The Hague Adoption Convention entered into force for the United States on April 1, 2008. The Hague Adoption Convention is a multi-national treaty that provides uniform standards for intercountry adoptions and establishes international procedures and safe guards to protect the best interests of children, birth parents, and adoptive parents who are involved in intercountry adoptions.

The Hague Adoption Convention affected several aspects of the adoption and immigraiton process.

  • First, each country that has ratified the Hague Adoption Convention must have an officially designated "Central Authority" to ensure that the adoption process is safeguarded. In the U.S., the Central Authority is the U.S. Department of State.
  • Second, in a Hague Adoption Convention adoption, prospective adoptive parent(s) must use the services of an authorized "adoption service provider."
  • Third, USCIS has introduced two new forms for this program: Form I-800A, Application for Determination of Suitability to Adopt a Child from a Convention Country, and Form I-800 , Petition to Classify Convention Adoptee as an Immediate Relative. Interested parties must submit Form I-800A to USCIS in order to establish their eligibility and suitability as prospective adoptive parents under the Hague Adoption Convention.
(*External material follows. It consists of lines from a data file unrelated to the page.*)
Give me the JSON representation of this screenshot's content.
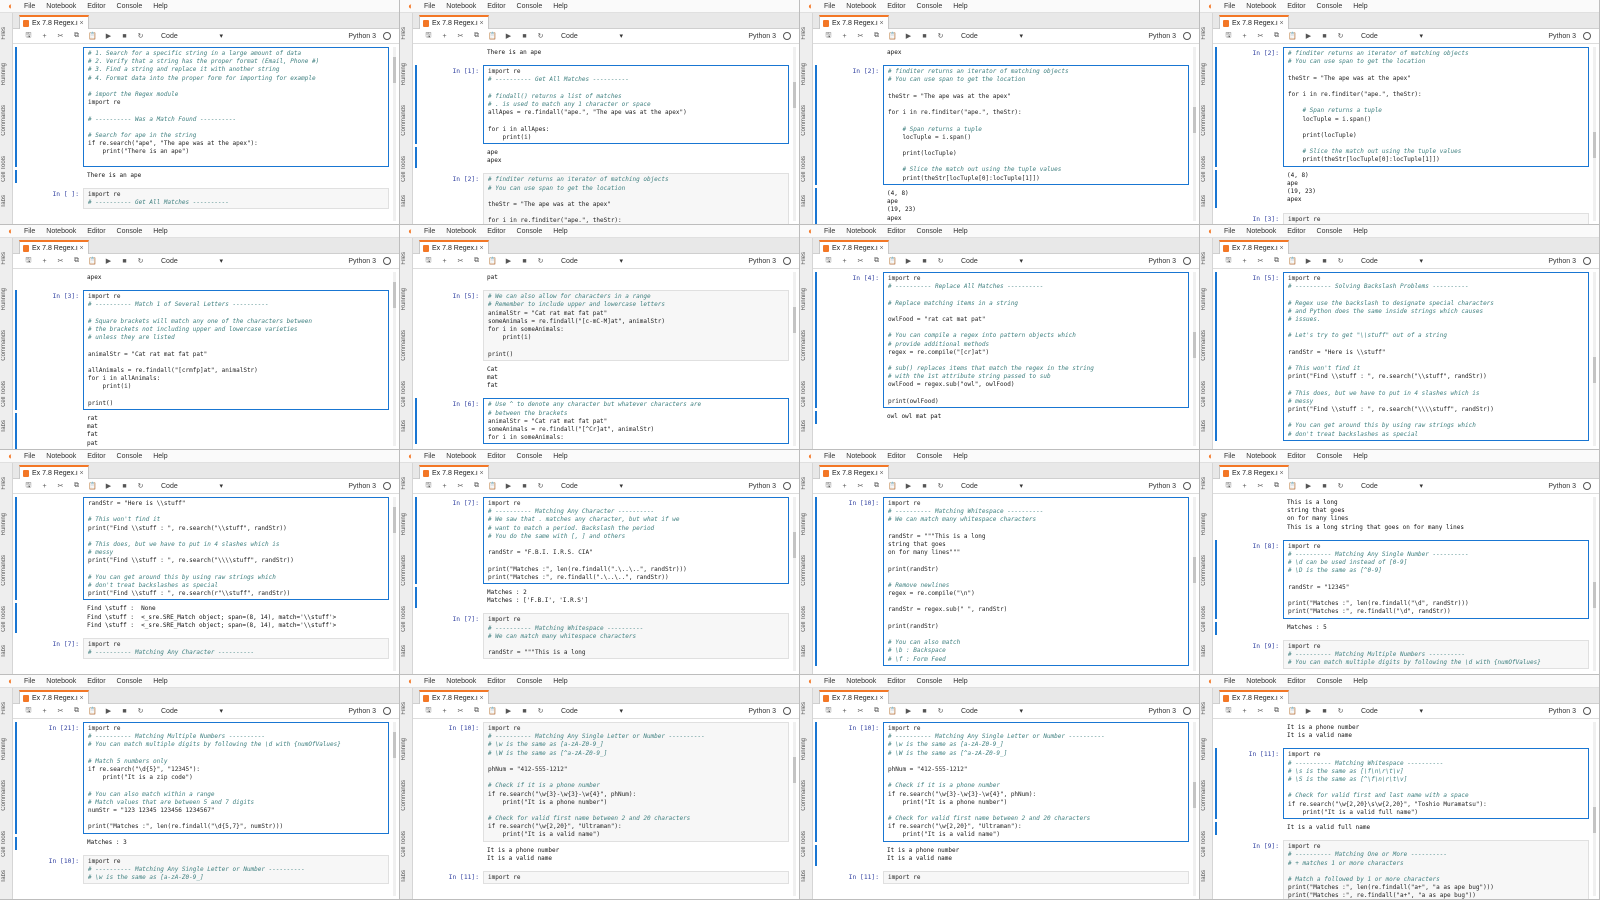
{
  "menubar": [
    "File",
    "Notebook",
    "Editor",
    "Console",
    "Help"
  ],
  "sidebar_tabs": [
    "Files",
    "Running",
    "Commands",
    "Cell Tools",
    "Tabs"
  ],
  "tab": {
    "label": "Ex 7.8 Regex.ip",
    "close": "×"
  },
  "toolbar": {
    "icons": [
      "save-icon",
      "add-icon",
      "cut-icon",
      "copy-icon",
      "paste-icon",
      "run-icon",
      "stop-icon",
      "restart-icon"
    ],
    "glyphs": [
      "🖫",
      "+",
      "✂",
      "⧉",
      "📋",
      "▶",
      "■",
      "↻"
    ],
    "celltype": "Code",
    "celltype_caret": "▾",
    "kernel": "Python 3"
  },
  "panels": [
    {
      "cells": [
        {
          "active": true,
          "prompt": "",
          "lines": [
            "# 1. Search for a specific string in a large amount of data",
            "# 2. Verify that a string has the proper format (Email, Phone #)",
            "# 3. Find a string and replace it with another string",
            "# 4. Format data into the proper form for importing for example",
            "",
            "# import the Regex module",
            "import re",
            "",
            "# ---------- Was a Match Found ----------",
            "",
            "# Search for ape in the string",
            "if re.search(\"ape\", \"The ape was at the apex\"):",
            "    print(\"There is an ape\")",
            ""
          ],
          "output": [
            "There is an ape"
          ]
        },
        {
          "active": false,
          "prompt": "In [ ]:",
          "lines": [
            "import re",
            "# ---------- Get All Matches ----------"
          ],
          "output": []
        }
      ]
    },
    {
      "cells": [
        {
          "active": false,
          "prompt": "",
          "lines": [],
          "output": [
            "There is an ape"
          ]
        },
        {
          "active": true,
          "prompt": "In [1]:",
          "lines": [
            "import re",
            "# ---------- Get All Matches ----------",
            "",
            "# findall() returns a list of matches",
            "# . is used to match any 1 character or space",
            "allApes = re.findall(\"ape.\", \"The ape was at the apex\")",
            "",
            "for i in allApes:",
            "    print(i)"
          ],
          "output": [
            "ape",
            "apex"
          ]
        },
        {
          "active": false,
          "prompt": "In [2]:",
          "lines": [
            "# finditer returns an iterator of matching objects",
            "# You can use span to get the location",
            "",
            "theStr = \"The ape was at the apex\"",
            "",
            "for i in re.finditer(\"ape.\", theStr):"
          ],
          "output": []
        }
      ]
    },
    {
      "cells": [
        {
          "active": false,
          "prompt": "",
          "lines": [],
          "output": [
            "apex"
          ]
        },
        {
          "active": true,
          "prompt": "In [2]:",
          "lines": [
            "# finditer returns an iterator of matching objects",
            "# You can use span to get the location",
            "",
            "theStr = \"The ape was at the apex\"",
            "",
            "for i in re.finditer(\"ape.\", theStr):",
            "",
            "    # Span returns a tuple",
            "    locTuple = i.span()",
            "",
            "    print(locTuple)",
            "",
            "    # Slice the match out using the tuple values",
            "    print(theStr[locTuple[0]:locTuple[1]])"
          ],
          "output": [
            "(4, 8)",
            "ape",
            "(19, 23)",
            "apex"
          ]
        }
      ]
    },
    {
      "cells": [
        {
          "active": true,
          "prompt": "In [2]:",
          "lines": [
            "# finditer returns an iterator of matching objects",
            "# You can use span to get the location",
            "",
            "theStr = \"The ape was at the apex\"",
            "",
            "for i in re.finditer(\"ape.\", theStr):",
            "",
            "    # Span returns a tuple",
            "    locTuple = i.span()",
            "",
            "    print(locTuple)",
            "",
            "    # Slice the match out using the tuple values",
            "    print(theStr[locTuple[0]:locTuple[1]])"
          ],
          "output": [
            "(4, 8)",
            "ape",
            "(19, 23)",
            "apex"
          ]
        },
        {
          "active": false,
          "prompt": "In [3]:",
          "lines": [
            "import re",
            "# ---------- Match 1 of Several Letters ----------"
          ],
          "output": []
        }
      ]
    },
    {
      "cells": [
        {
          "active": false,
          "prompt": "",
          "lines": [],
          "output": [
            "apex"
          ]
        },
        {
          "active": true,
          "prompt": "In [3]:",
          "lines": [
            "import re",
            "# ---------- Match 1 of Several Letters ----------",
            "",
            "# Square brackets will match any one of the characters between",
            "# the brackets not including upper and lowercase varieties",
            "# unless they are listed",
            "",
            "animalStr = \"Cat rat mat fat pat\"",
            "",
            "allAnimals = re.findall(\"[crmfp]at\", animalStr)",
            "for i in allAnimals:",
            "    print(i)",
            "",
            "print()"
          ],
          "output": [
            "rat",
            "mat",
            "fat",
            "pat"
          ]
        }
      ]
    },
    {
      "cells": [
        {
          "active": false,
          "prompt": "",
          "lines": [],
          "output": [
            "pat"
          ]
        },
        {
          "active": false,
          "prompt": "In [5]:",
          "lines": [
            "# We can also allow for characters in a range",
            "# Remember to include upper and lowercase letters",
            "animalStr = \"Cat rat mat fat pat\"",
            "someAnimals = re.findall(\"[c-mC-M]at\", animalStr)",
            "for i in someAnimals:",
            "    print(i)",
            "",
            "print()"
          ],
          "output": [
            "Cat",
            "mat",
            "fat"
          ]
        },
        {
          "active": true,
          "prompt": "In [6]:",
          "lines": [
            "# Use ^ to denote any character but whatever characters are",
            "# between the brackets",
            "animalStr = \"Cat rat mat fat pat\"",
            "someAnimals = re.findall(\"[^Cr]at\", animalStr)",
            "for i in someAnimals:"
          ],
          "output": []
        }
      ]
    },
    {
      "cells": [
        {
          "active": true,
          "prompt": "In [4]:",
          "lines": [
            "import re",
            "# ---------- Replace All Matches ----------",
            "",
            "# Replace matching items in a string",
            "",
            "owlFood = \"rat cat mat pat\"",
            "",
            "# You can compile a regex into pattern objects which",
            "# provide additional methods",
            "regex = re.compile(\"[cr]at\")",
            "",
            "# sub() replaces items that match the regex in the string",
            "# with the 1st attribute string passed to sub",
            "owlFood = regex.sub(\"owl\", owlFood)",
            "",
            "print(owlFood)"
          ],
          "output": [
            "owl owl mat pat"
          ]
        }
      ]
    },
    {
      "cells": [
        {
          "active": true,
          "prompt": "In [5]:",
          "lines": [
            "import re",
            "# ---------- Solving Backslash Problems ----------",
            "",
            "# Regex use the backslash to designate special characters",
            "# and Python does the same inside strings which causes",
            "# issues.",
            "",
            "# Let's try to get \"\\\\stuff\" out of a string",
            "",
            "randStr = \"Here is \\\\stuff\"",
            "",
            "# This won't find it",
            "print(\"Find \\\\stuff : \", re.search(\"\\\\stuff\", randStr))",
            "",
            "# This does, but we have to put in 4 slashes which is",
            "# messy",
            "print(\"Find \\\\stuff : \", re.search(\"\\\\\\\\stuff\", randStr))",
            "",
            "# You can get around this by using raw strings which",
            "# don't treat backslashes as special"
          ],
          "output": []
        }
      ]
    },
    {
      "cells": [
        {
          "active": true,
          "prompt": "",
          "lines": [
            "randStr = \"Here is \\\\stuff\"",
            "",
            "# This won't find it",
            "print(\"Find \\\\stuff : \", re.search(\"\\\\stuff\", randStr))",
            "",
            "# This does, but we have to put in 4 slashes which is",
            "# messy",
            "print(\"Find \\\\stuff : \", re.search(\"\\\\\\\\stuff\", randStr))",
            "",
            "# You can get around this by using raw strings which",
            "# don't treat backslashes as special",
            "print(\"Find \\\\stuff : \", re.search(r\"\\\\stuff\", randStr))"
          ],
          "output": [
            "Find \\stuff :  None",
            "Find \\stuff :  <_sre.SRE_Match object; span=(8, 14), match='\\\\stuff'>",
            "Find \\stuff :  <_sre.SRE_Match object; span=(8, 14), match='\\\\stuff'>"
          ]
        },
        {
          "active": false,
          "prompt": "In [7]:",
          "lines": [
            "import re",
            "# ---------- Matching Any Character ----------"
          ],
          "output": []
        }
      ]
    },
    {
      "cells": [
        {
          "active": true,
          "prompt": "In [7]:",
          "lines": [
            "import re",
            "# ---------- Matching Any Character ----------",
            "# We saw that . matches any character, but what if we",
            "# want to match a period. Backslash the period",
            "# You do the same with [, ] and others",
            "",
            "randStr = \"F.B.I. I.R.S. CIA\"",
            "",
            "print(\"Matches :\", len(re.findall(\".\\..\\..\", randStr)))",
            "print(\"Matches :\", re.findall(\".\\..\\..\", randStr))"
          ],
          "output": [
            "Matches : 2",
            "Matches : ['F.B.I', 'I.R.S']"
          ]
        },
        {
          "active": false,
          "prompt": "In [7]:",
          "lines": [
            "import re",
            "# ---------- Matching Whitespace ----------",
            "# We can match many whitespace characters",
            "",
            "randStr = \"\"\"This is a long"
          ],
          "output": []
        }
      ]
    },
    {
      "cells": [
        {
          "active": true,
          "prompt": "In [10]:",
          "lines": [
            "import re",
            "# ---------- Matching Whitespace ----------",
            "# We can match many whitespace characters",
            "",
            "randStr = \"\"\"This is a long",
            "string that goes",
            "on for many lines\"\"\"",
            "",
            "print(randStr)",
            "",
            "# Remove newlines",
            "regex = re.compile(\"\\n\")",
            "",
            "randStr = regex.sub(\" \", randStr)",
            "",
            "print(randStr)",
            "",
            "# You can also match",
            "# \\b : Backspace",
            "# \\f : Form Feed"
          ],
          "output": []
        }
      ]
    },
    {
      "cells": [
        {
          "active": false,
          "prompt": "",
          "lines": [],
          "output": [
            "This is a long",
            "string that goes",
            "on for many lines",
            "This is a long string that goes on for many lines"
          ]
        },
        {
          "active": true,
          "prompt": "In [8]:",
          "lines": [
            "import re",
            "# ---------- Matching Any Single Number ----------",
            "# \\d can be used instead of [0-9]",
            "# \\D is the same as [^0-9]",
            "",
            "randStr = \"12345\"",
            "",
            "print(\"Matches :\", len(re.findall(\"\\d\", randStr)))",
            "print(\"Matches :\", re.findall(\"\\d\", randStr))"
          ],
          "output": [
            "Matches : 5"
          ]
        },
        {
          "active": false,
          "prompt": "In [9]:",
          "lines": [
            "import re",
            "# ---------- Matching Multiple Numbers ----------",
            "# You can match multiple digits by following the \\d with {numOfValues}"
          ],
          "output": []
        }
      ]
    },
    {
      "cells": [
        {
          "active": true,
          "prompt": "In [21]:",
          "lines": [
            "import re",
            "# ---------- Matching Multiple Numbers ----------",
            "# You can match multiple digits by following the \\d with {numOfValues}",
            "",
            "# Match 5 numbers only",
            "if re.search(\"\\d{5}\", \"12345\"):",
            "    print(\"It is a zip code\")",
            "",
            "# You can also match within a range",
            "# Match values that are between 5 and 7 digits",
            "numStr = \"123 12345 123456 1234567\"",
            "",
            "print(\"Matches :\", len(re.findall(\"\\d{5,7}\", numStr)))"
          ],
          "output": [
            "Matches : 3"
          ]
        },
        {
          "active": false,
          "prompt": "In [10]:",
          "lines": [
            "import re",
            "# ---------- Matching Any Single Letter or Number ----------",
            "# \\w is the same as [a-zA-Z0-9_]"
          ],
          "output": []
        }
      ]
    },
    {
      "cells": [
        {
          "active": false,
          "prompt": "In [10]:",
          "lines": [
            "import re",
            "# ---------- Matching Any Single Letter or Number ----------",
            "# \\w is the same as [a-zA-Z0-9_]",
            "# \\W is the same as [^a-zA-Z0-9_]",
            "",
            "phNum = \"412-555-1212\"",
            "",
            "# Check if it is a phone number",
            "if re.search(\"\\w{3}-\\w{3}-\\w{4}\", phNum):",
            "    print(\"It is a phone number\")",
            "",
            "# Check for valid first name between 2 and 20 characters",
            "if re.search(\"\\w{2,20}\", \"Ultraman\"):",
            "    print(\"It is a valid name\")"
          ],
          "output": [
            "It is a phone number",
            "It is a valid name"
          ]
        },
        {
          "active": false,
          "prompt": "In [11]:",
          "lines": [
            "import re"
          ],
          "output": []
        }
      ]
    },
    {
      "cells": [
        {
          "active": true,
          "prompt": "In [10]:",
          "lines": [
            "import re",
            "# ---------- Matching Any Single Letter or Number ----------",
            "# \\w is the same as [a-zA-Z0-9_]",
            "# \\W is the same as [^a-zA-Z0-9_]",
            "",
            "phNum = \"412-555-1212\"",
            "",
            "# Check if it is a phone number",
            "if re.search(\"\\w{3}-\\w{3}-\\w{4}\", phNum):",
            "    print(\"It is a phone number\")",
            "",
            "# Check for valid first name between 2 and 20 characters",
            "if re.search(\"\\w{2,20}\", \"Ultraman\"):",
            "    print(\"It is a valid name\")"
          ],
          "output": [
            "It is a phone number",
            "It is a valid name"
          ]
        },
        {
          "active": false,
          "prompt": "In [11]:",
          "lines": [
            "import re"
          ],
          "output": []
        }
      ]
    },
    {
      "cells": [
        {
          "active": false,
          "prompt": "",
          "lines": [],
          "output": [
            "It is a phone number",
            "It is a valid name"
          ]
        },
        {
          "active": true,
          "prompt": "In [11]:",
          "lines": [
            "import re",
            "# ---------- Matching Whitespace ----------",
            "# \\s is the same as [\\f\\n\\r\\t\\v]",
            "# \\S is the same as [^\\f\\n\\r\\t\\v]",
            "",
            "# Check for valid first and last name with a space",
            "if re.search(\"\\w{2,20}\\s\\w{2,20}\", \"Toshio Muramatsu\"):",
            "    print(\"It is a valid full name\")"
          ],
          "output": [
            "It is a valid full name"
          ]
        },
        {
          "active": false,
          "prompt": "In [9]:",
          "lines": [
            "import re",
            "# ---------- Matching One or More ----------",
            "# + matches 1 or more characters",
            "",
            "# Match a followed by 1 or more characters",
            "print(\"Matches :\", len(re.findall(\"a+\", \"a as ape bug\")))",
            "print(\"Matches :\", re.findall(\"a+\", \"a as ape bug\"))"
          ],
          "output": []
        }
      ]
    }
  ]
}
If USCIS approves Form I-800A, then the prospective parents must submit Form I-800 to USCIS in order to determine the child's eligibility as a Convention adoptee before adopting or obtaining legal custody of the child.

For more information about the Hague Adoption Convention and Convention countries, click here >